In the records below, find each line with the word "John" and copy it.

START Recorded information

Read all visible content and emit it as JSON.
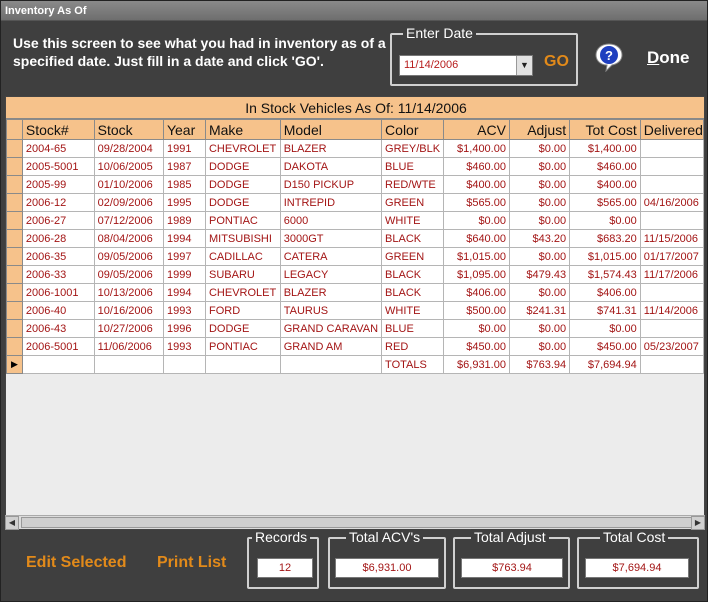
{
  "window": {
    "title": "Inventory As Of"
  },
  "instructions": "Use this screen to see what you had in inventory as of a specified date.  Just fill in a date and click 'GO'.",
  "date_picker": {
    "legend": "Enter Date",
    "value": "11/14/2006",
    "go_label": "GO"
  },
  "done_label_first": "D",
  "done_label_rest": "one",
  "grid": {
    "caption": "In Stock Vehicles As Of: 11/14/2006",
    "columns": [
      "Stock#",
      "Stock",
      "Year",
      "Make",
      "Model",
      "Color",
      "ACV",
      "Adjust",
      "Tot Cost",
      "Delivered"
    ],
    "rows": [
      [
        "2004-65",
        "09/28/2004",
        "1991",
        "CHEVROLET",
        "BLAZER",
        "GREY/BLK",
        "$1,400.00",
        "$0.00",
        "$1,400.00",
        ""
      ],
      [
        "2005-5001",
        "10/06/2005",
        "1987",
        "DODGE",
        "DAKOTA",
        "BLUE",
        "$460.00",
        "$0.00",
        "$460.00",
        ""
      ],
      [
        "2005-99",
        "01/10/2006",
        "1985",
        "DODGE",
        "D150 PICKUP",
        "RED/WTE",
        "$400.00",
        "$0.00",
        "$400.00",
        ""
      ],
      [
        "2006-12",
        "02/09/2006",
        "1995",
        "DODGE",
        "INTREPID",
        "GREEN",
        "$565.00",
        "$0.00",
        "$565.00",
        "04/16/2006"
      ],
      [
        "2006-27",
        "07/12/2006",
        "1989",
        "PONTIAC",
        "6000",
        "WHITE",
        "$0.00",
        "$0.00",
        "$0.00",
        ""
      ],
      [
        "2006-28",
        "08/04/2006",
        "1994",
        "MITSUBISHI",
        "3000GT",
        "BLACK",
        "$640.00",
        "$43.20",
        "$683.20",
        "11/15/2006"
      ],
      [
        "2006-35",
        "09/05/2006",
        "1997",
        "CADILLAC",
        "CATERA",
        "GREEN",
        "$1,015.00",
        "$0.00",
        "$1,015.00",
        "01/17/2007"
      ],
      [
        "2006-33",
        "09/05/2006",
        "1999",
        "SUBARU",
        "LEGACY",
        "BLACK",
        "$1,095.00",
        "$479.43",
        "$1,574.43",
        "11/17/2006"
      ],
      [
        "2006-1001",
        "10/13/2006",
        "1994",
        "CHEVROLET",
        "BLAZER",
        "BLACK",
        "$406.00",
        "$0.00",
        "$406.00",
        ""
      ],
      [
        "2006-40",
        "10/16/2006",
        "1993",
        "FORD",
        "TAURUS",
        "WHITE",
        "$500.00",
        "$241.31",
        "$741.31",
        "11/14/2006"
      ],
      [
        "2006-43",
        "10/27/2006",
        "1996",
        "DODGE",
        "GRAND CARAVAN",
        "BLUE",
        "$0.00",
        "$0.00",
        "$0.00",
        ""
      ],
      [
        "2006-5001",
        "11/06/2006",
        "1993",
        "PONTIAC",
        "GRAND AM",
        "RED",
        "$450.00",
        "$0.00",
        "$450.00",
        "05/23/2007"
      ]
    ],
    "totals": {
      "label": "TOTALS",
      "acv": "$6,931.00",
      "adjust": "$763.94",
      "tot_cost": "$7,694.94"
    }
  },
  "footer": {
    "edit_selected": "Edit Selected",
    "print_list": "Print List",
    "records": {
      "legend": "Records",
      "value": "12"
    },
    "total_acv": {
      "legend": "Total ACV's",
      "value": "$6,931.00"
    },
    "total_adjust": {
      "legend": "Total Adjust",
      "value": "$763.94"
    },
    "total_cost": {
      "legend": "Total Cost",
      "value": "$7,694.94"
    }
  },
  "colors": {
    "accent": "#e28a1a",
    "header_bg": "#f6c28b",
    "cell_text": "#a31515",
    "window_bg": "#3f3f3f"
  },
  "icons": {
    "help": "help-question-icon",
    "dropdown": "chevron-down-icon"
  }
}
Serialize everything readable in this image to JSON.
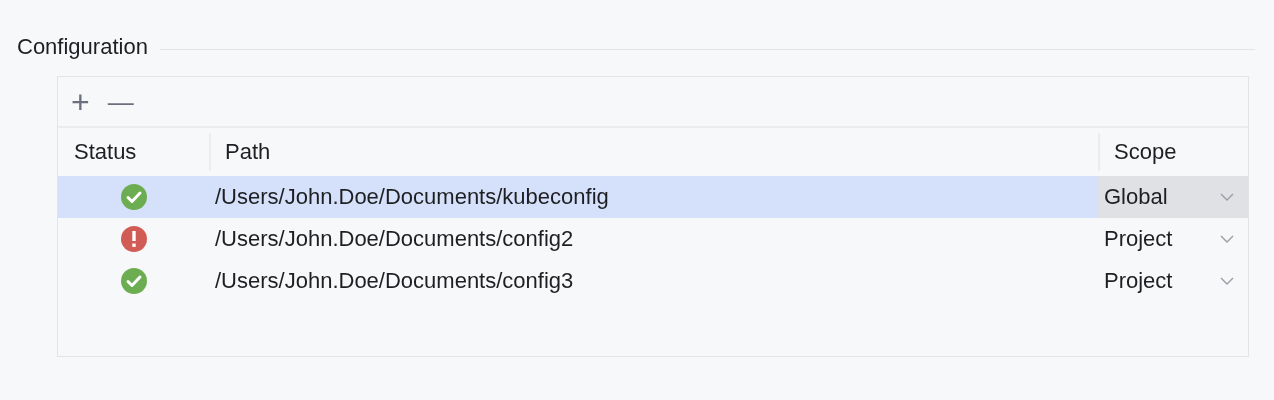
{
  "section": {
    "title": "Configuration"
  },
  "toolbar": {
    "add": "+",
    "remove": "—"
  },
  "table": {
    "columns": [
      "Status",
      "Path",
      "Scope"
    ],
    "rows": [
      {
        "kind": "ok",
        "path": "/Users/John.Doe/Documents/kubeconfig",
        "scope": "Global",
        "selected": true
      },
      {
        "kind": "error",
        "path": "/Users/John.Doe/Documents/config2",
        "scope": "Project",
        "selected": false
      },
      {
        "kind": "ok",
        "path": "/Users/John.Doe/Documents/config3",
        "scope": "Project",
        "selected": false
      }
    ]
  }
}
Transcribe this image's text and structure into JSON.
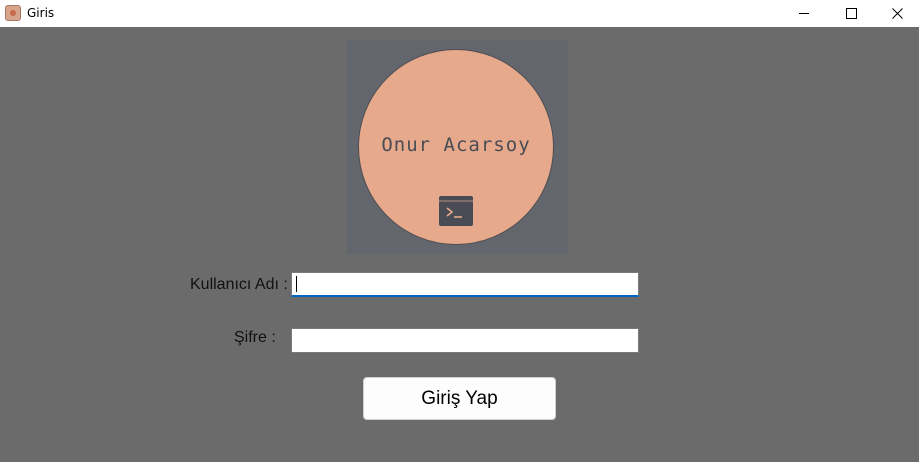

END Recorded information

## Result of this exercise
        "path": "/Users/John.Doe/Documents/kubeconfig",
        "path": "/Users/John.Doe/Documents/config2",
        "path": "/Users/John.Doe/Documents/config3",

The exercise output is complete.